Dr. Catherine Holmes is a historian who specializes in the politics and culture of the Mediterranean world, including Byzantium, between the tenth and early fifteenth centuries. She is particularly interested in frontiers, in relations between different religious and ethnic groups, in comparative political culture, and in the Global Middle Ages. Together with Naomi Standen (Professor of Medieval History at Birmingham and a historian of medieval China), she has led a large network of scholars in an AHRC-funded network project ‘Defining the Global Middle Ages’ (2012-15). She is also involved in another collaborative cross-cultural project which examines political culture in the medieval West, Byzantium, and the Islamic world.

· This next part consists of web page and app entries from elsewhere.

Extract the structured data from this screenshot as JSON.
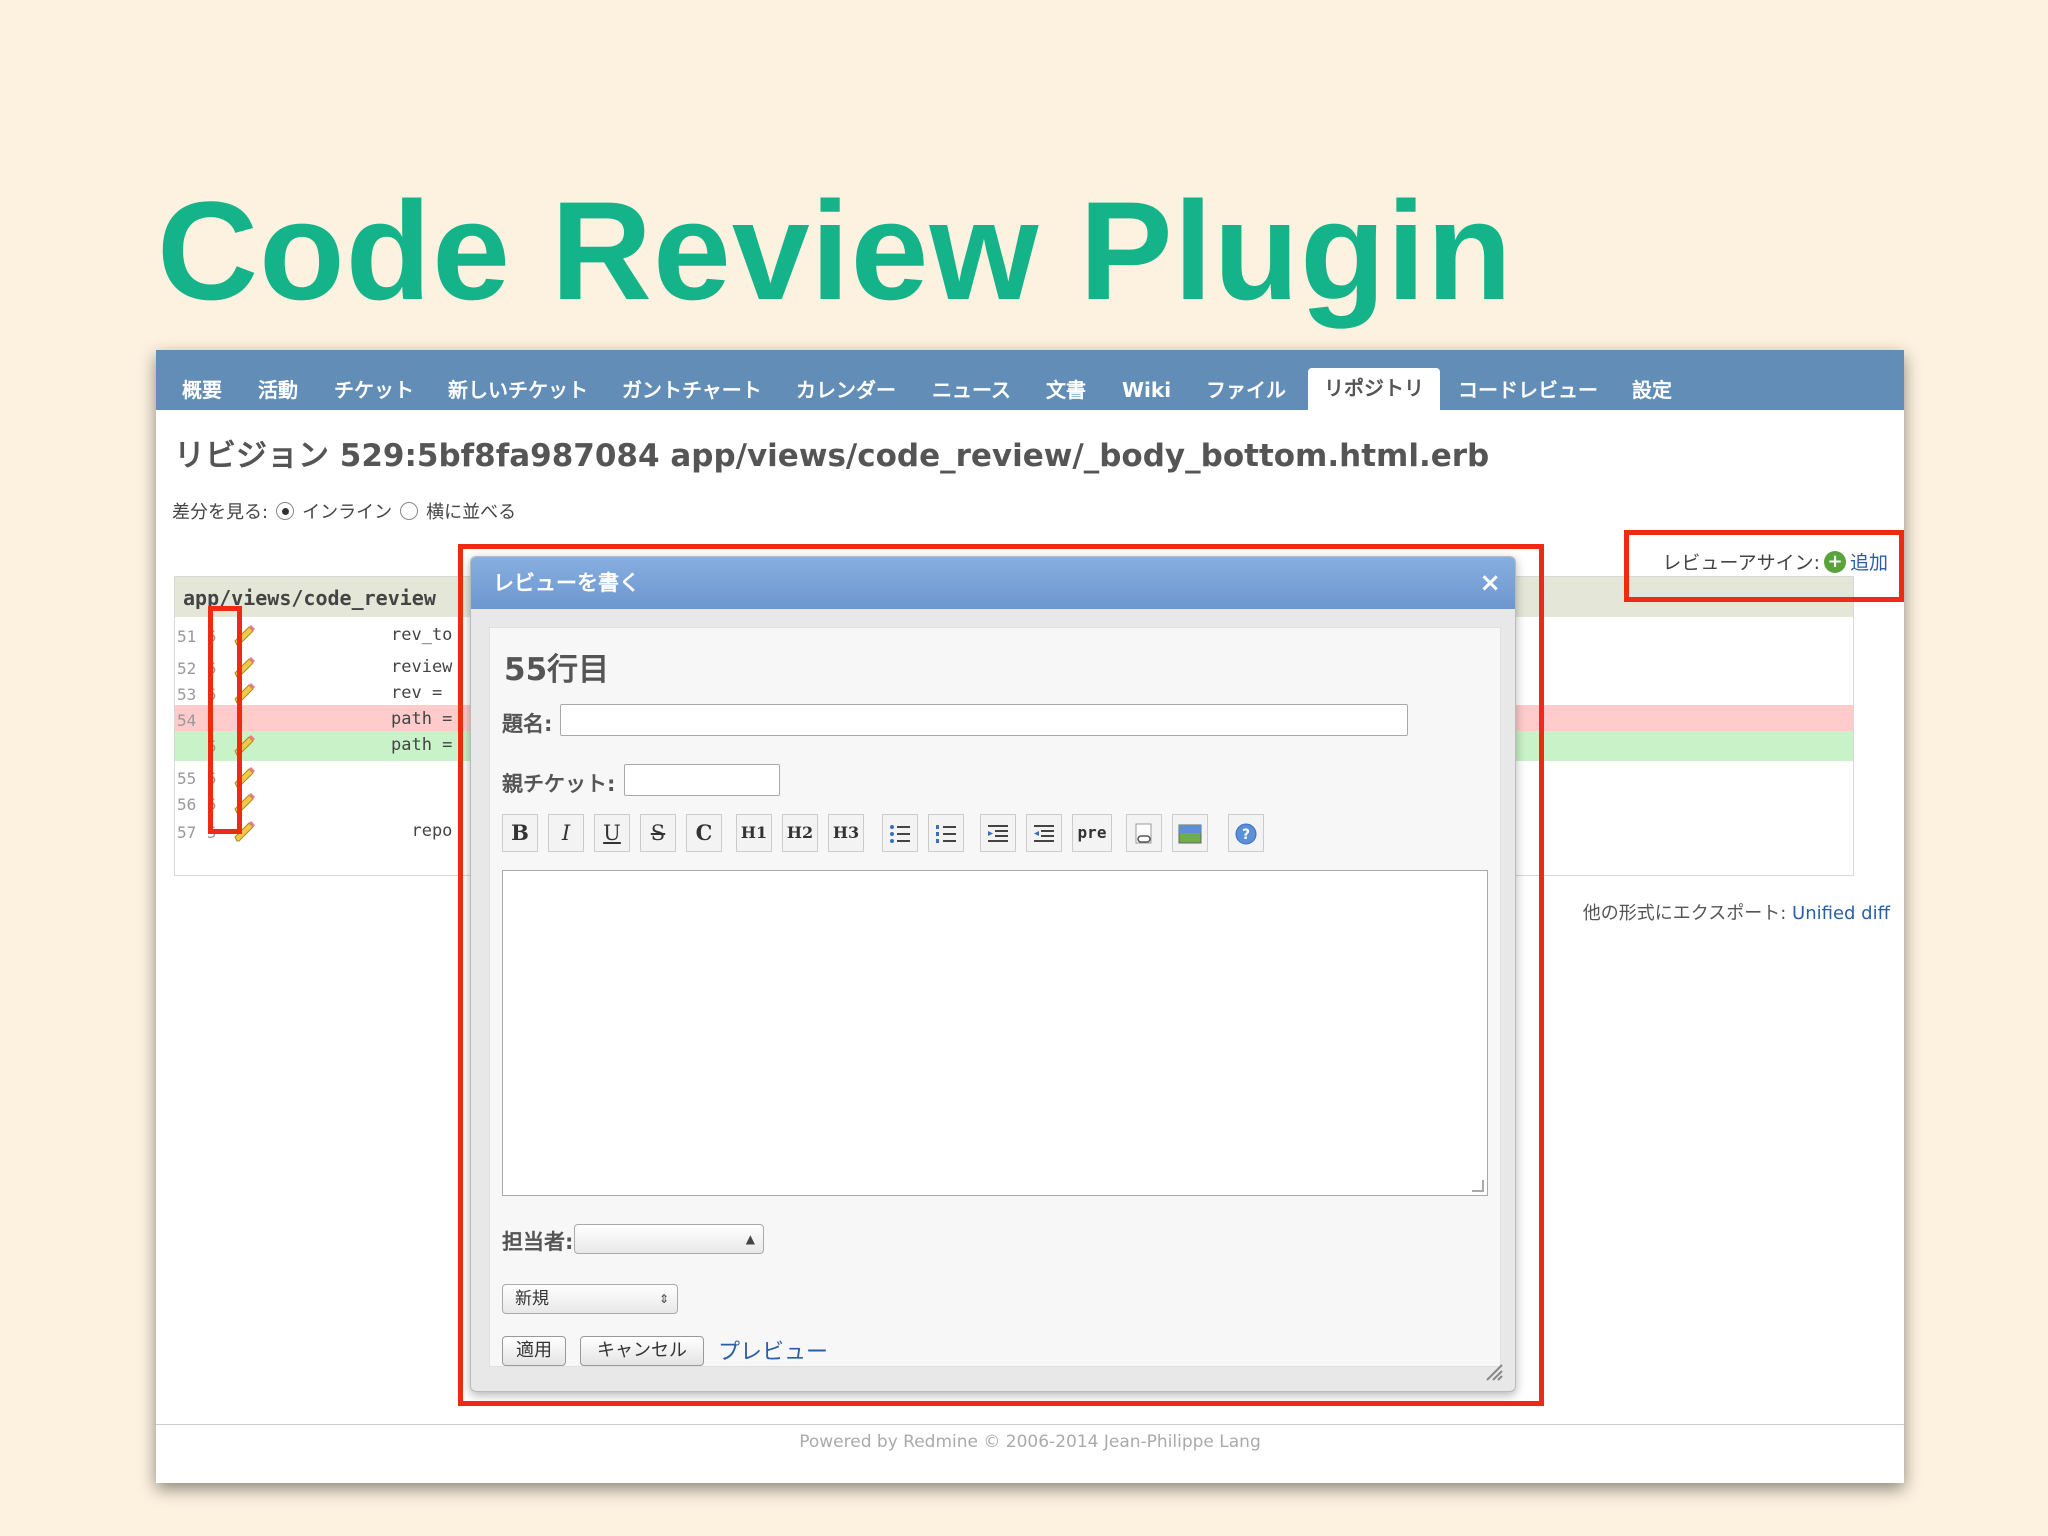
{
  "slide": {
    "title": "Code Review Plugin"
  },
  "tabs": [
    {
      "label": "概要"
    },
    {
      "label": "活動"
    },
    {
      "label": "チケット"
    },
    {
      "label": "新しいチケット"
    },
    {
      "label": "ガントチャート"
    },
    {
      "label": "カレンダー"
    },
    {
      "label": "ニュース"
    },
    {
      "label": "文書"
    },
    {
      "label": "Wiki"
    },
    {
      "label": "ファイル"
    },
    {
      "label": "リポジトリ",
      "active": true
    },
    {
      "label": "コードレビュー"
    },
    {
      "label": "設定"
    }
  ],
  "revision_title": "リビジョン 529:5bf8fa987084 app/views/code_review/_body_bottom.html.erb",
  "view_mode": {
    "label": "差分を見る:",
    "option_inline": "インライン",
    "option_side": "横に並べる",
    "selected": "inline"
  },
  "review_assign": {
    "label": "レビューアサイン:",
    "add_link": "追加"
  },
  "diff": {
    "file_header": "app/views/code_review",
    "rows": [
      {
        "old": "51",
        "new": "5",
        "code": "rev_to",
        "type": "ctx",
        "pencil": true
      },
      {
        "old": "52",
        "new": "5",
        "code": "review",
        "type": "ctx",
        "pencil": true
      },
      {
        "old": "53",
        "new": "5",
        "code": "rev =",
        "type": "ctx",
        "pencil": true
      },
      {
        "old": "54",
        "new": "",
        "code": "path =",
        "type": "del",
        "pencil": false
      },
      {
        "old": "",
        "new": "5",
        "code": "path =",
        "type": "add",
        "pencil": true
      },
      {
        "old": "55",
        "new": "5",
        "code": "",
        "type": "ctx",
        "pencil": true
      },
      {
        "old": "56",
        "new": "5",
        "code": "",
        "type": "ctx",
        "pencil": true
      },
      {
        "old": "57",
        "new": "5",
        "code": "  repo",
        "type": "ctx",
        "pencil": true
      }
    ]
  },
  "export": {
    "label": "他の形式にエクスポート:",
    "link": "Unified diff"
  },
  "footer": {
    "text": "Powered by Redmine © 2006-2014 Jean-Philippe Lang"
  },
  "dialog": {
    "title": "レビューを書く",
    "heading": "55行目",
    "subject_label": "題名:",
    "subject_value": "",
    "parent_label": "親チケット:",
    "parent_value": "",
    "toolbar": [
      "B",
      "I",
      "U",
      "S",
      "C",
      "H1",
      "H2",
      "H3",
      "ul",
      "ol",
      "indent-left",
      "indent-right",
      "pre",
      "link",
      "image",
      "help"
    ],
    "toolbar_pre": "pre",
    "assignee_label": "担当者:",
    "assignee_value": "",
    "status_value": "新規",
    "apply_button": "適用",
    "cancel_button": "キャンセル",
    "preview_link": "プレビュー"
  },
  "colors": {
    "title": "#14b38a",
    "tabbar": "#628db6",
    "highlight": "#ee2a12",
    "background": "#fdf2e0"
  }
}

Holmes’ work Basil II and the Governance contains 8 chapters, divided in four parts: The opening chapter lays bare the bones of the modern models and the medieval evidence relating to Basil’s reign. Above all, this chapter demonstrates the extent to which a very narrow reading of Michael Psellos’ account of Basil’s reign dominates the modern historiography.  Holmes compiles and briefly discusses all the available medieval sources for his reign.

The second part (chapters 2 to 4) is a detailed discussion of the late eleventh-century Synopsis Historion by John Skylitzesand its treatment of the reign of Basil II: In chapter 2, Holmes summarizes and analyses the small, scattered body of scholarship which has been dedicated to this author and his text. In chapter 3 she presents a detailed textual analysis of Skylitzes’ use of source materials. Then (chapter 4) she explores the literary, social, and political contexts behind the Synopsis Historion.

In the third part (chapters 6 and 7), Holmes moves on to use the historiographical analysis established in chapters 1 to 5 to construct a picture of governance in Basil’s Byzantium which more accurately reflects later tenth and early eleventh century political and administrative realities. These chapters are primarily concerned with the exercise of political authority in three frontier regions of Byzantium: the east, the Balkans, and southern Italy.

In Holmes’s view these two themes are related because the ‘distorting mirror’ of medieval Greek historiography on Basil’s reign makes it necessary to construct a ‘picture of governance’ which more accurately reflects later tenth and early eleventh century political and administrative ‘realities’. This, she says, may best be done by comparing the evidence of other surviving medieval historiographies (in practice this means material in Latin, Arabic, Armenian, Georgian and Syriac) with that of other written sources (saints’ lives, letters, military handbooks) and, particularly, with sources provided by the sigillographic record.

In the fourth part (chapter 8) Holmes proposes her own ‘reconstruction’ of the period in light of the findings.

Holmes’ Basil II and the Governance of Empire is an excellent book, in which she presents a well-argued summary of where ‘problem areas’ in the study of Basil II remain. This book may be considered compulsive reading for anyone, that is interested in the field of Basil II’s Governance from 976 to 1025.